Hartland has never had a mall or a college. No waterpark ever existed, other than the year of the broken water main. There have never been any traffic lights, McDonald’s or Walmart. I don’t believe we had esteem issues. We had farmers and Lutherans. Both of those populations have declined significantly. My parents never locked their doors. People do now. Times have changed.

Lewis and Clark, Laura Ingalls Wilder and Jesse James never visited Hartland — at least, not all at once.

If you lived in Hartland it was because you were either born there or you wanted to be there.

Joni Mitchell sang, “Don’t it always seem to go that you don’t know what you’ve got till it’s gone.”

I think I knew what I had. I probably took it for granted. That’s what we do.

Change is constant. My father told me that I wouldn’t always enjoy change. He was in favor of all changes except those he didn’t want.

We aren’t so likely to notice change in the place where we live. Change is gradual and we become accustomed to it. People who visit their hometowns after years away are astounded by the changes. They remind us of those changes. You can never go home again even if you’ve never left.

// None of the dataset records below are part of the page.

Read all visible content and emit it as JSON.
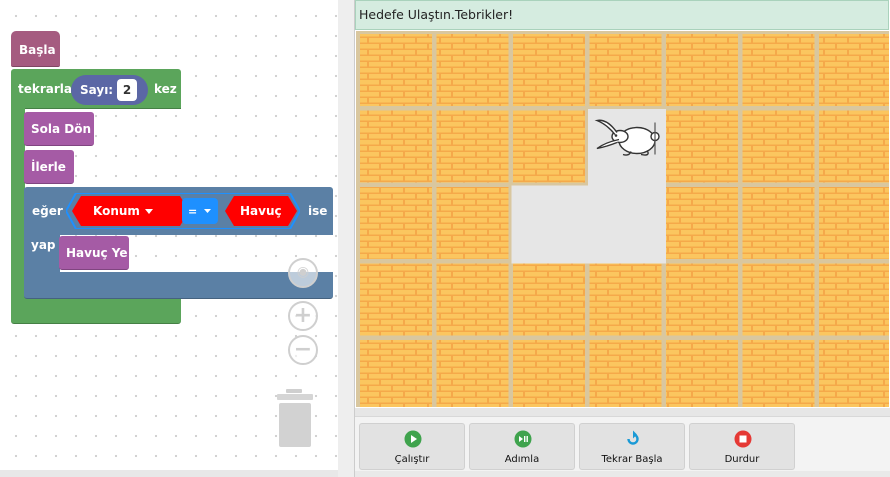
{
  "workspace": {
    "start_block": "Başla",
    "repeat_block": {
      "prefix": "tekrarla",
      "count_label": "Sayı:",
      "count_value": "2",
      "suffix": "kez"
    },
    "statements": [
      "Sola Dön",
      "İlerle"
    ],
    "if_block": {
      "prefix": "eğer",
      "left_operand": "Konum",
      "operator": "=",
      "right_operand": "Havuç",
      "suffix": "ise",
      "do_label": "yap",
      "action": "Havuç Ye"
    },
    "controls": [
      "recenter-icon",
      "zoom-in-icon",
      "zoom-out-icon",
      "trash-icon"
    ]
  },
  "game": {
    "status_message": "Hedefe Ulaştın.Tebrikler!",
    "grid": {
      "rows": 5,
      "cols": 7
    },
    "open_cells": [
      [
        1,
        3
      ],
      [
        2,
        2
      ],
      [
        2,
        3
      ]
    ],
    "rabbit_cell": [
      1,
      3
    ]
  },
  "toolbar": {
    "buttons": [
      {
        "label": "Çalıştır",
        "icon": "play-icon",
        "color": "#3fa34d"
      },
      {
        "label": "Adımla",
        "icon": "step-icon",
        "color": "#3fa34d"
      },
      {
        "label": "Tekrar Başla",
        "icon": "restart-icon",
        "color": "#1a9ad6"
      },
      {
        "label": "Durdur",
        "icon": "stop-icon",
        "color": "#e53935"
      }
    ]
  },
  "colors": {
    "event": "#a55b80",
    "loop": "#5ba55b",
    "action": "#a55ba5",
    "logic": "#5b80a5",
    "math": "#5b67a5",
    "dropdown_red": "#ff0000",
    "status_bg": "#d5ece0"
  }
}
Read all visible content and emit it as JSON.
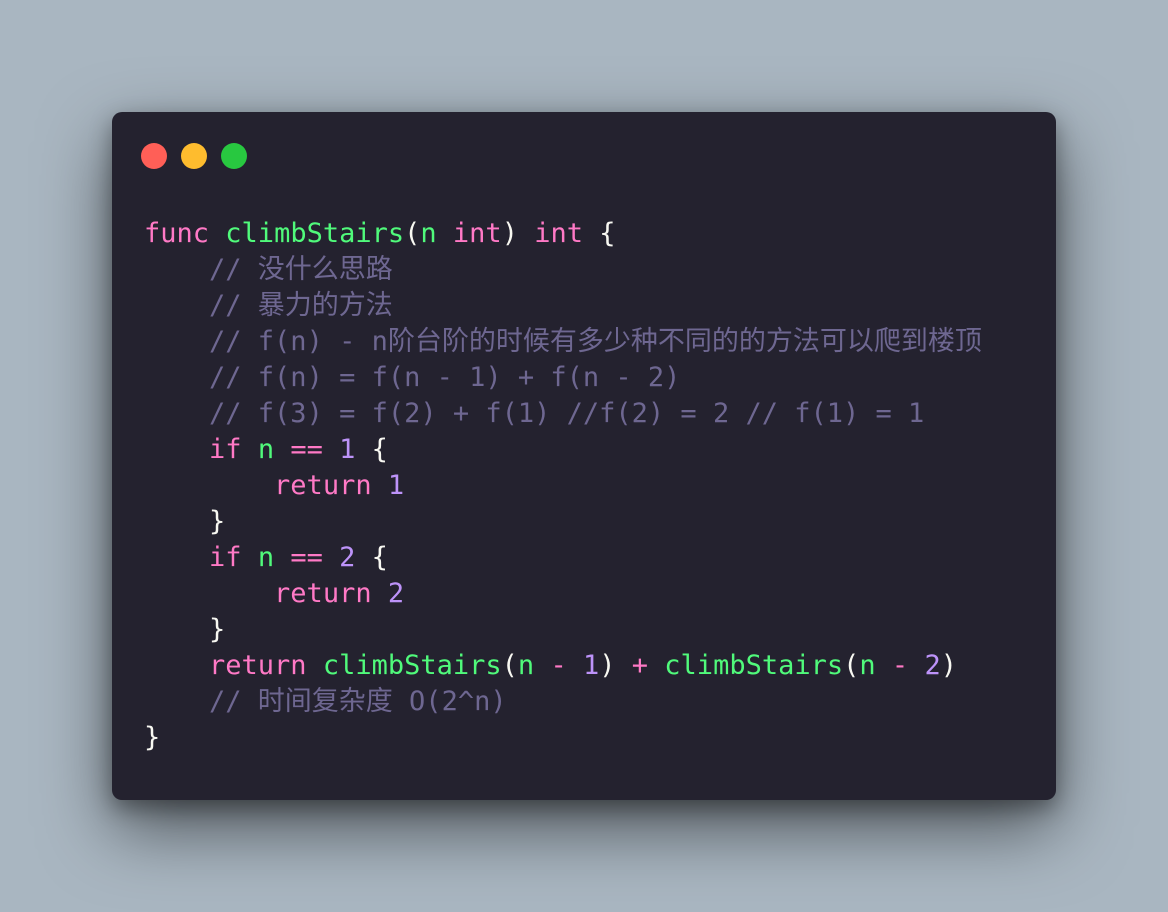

People are somewhat free range. We send our children off for an education, telling them that once they have become educated beyond their intelligence, they could come home if they want. They don’t.

They could.

We’re still here.

I came back to the present. It was a long walk. It was a narrow escape.

I want my shirt back.

I want my hometown back.


Hartland resident Al Batt’s columns appear every Wednesday and Sunday.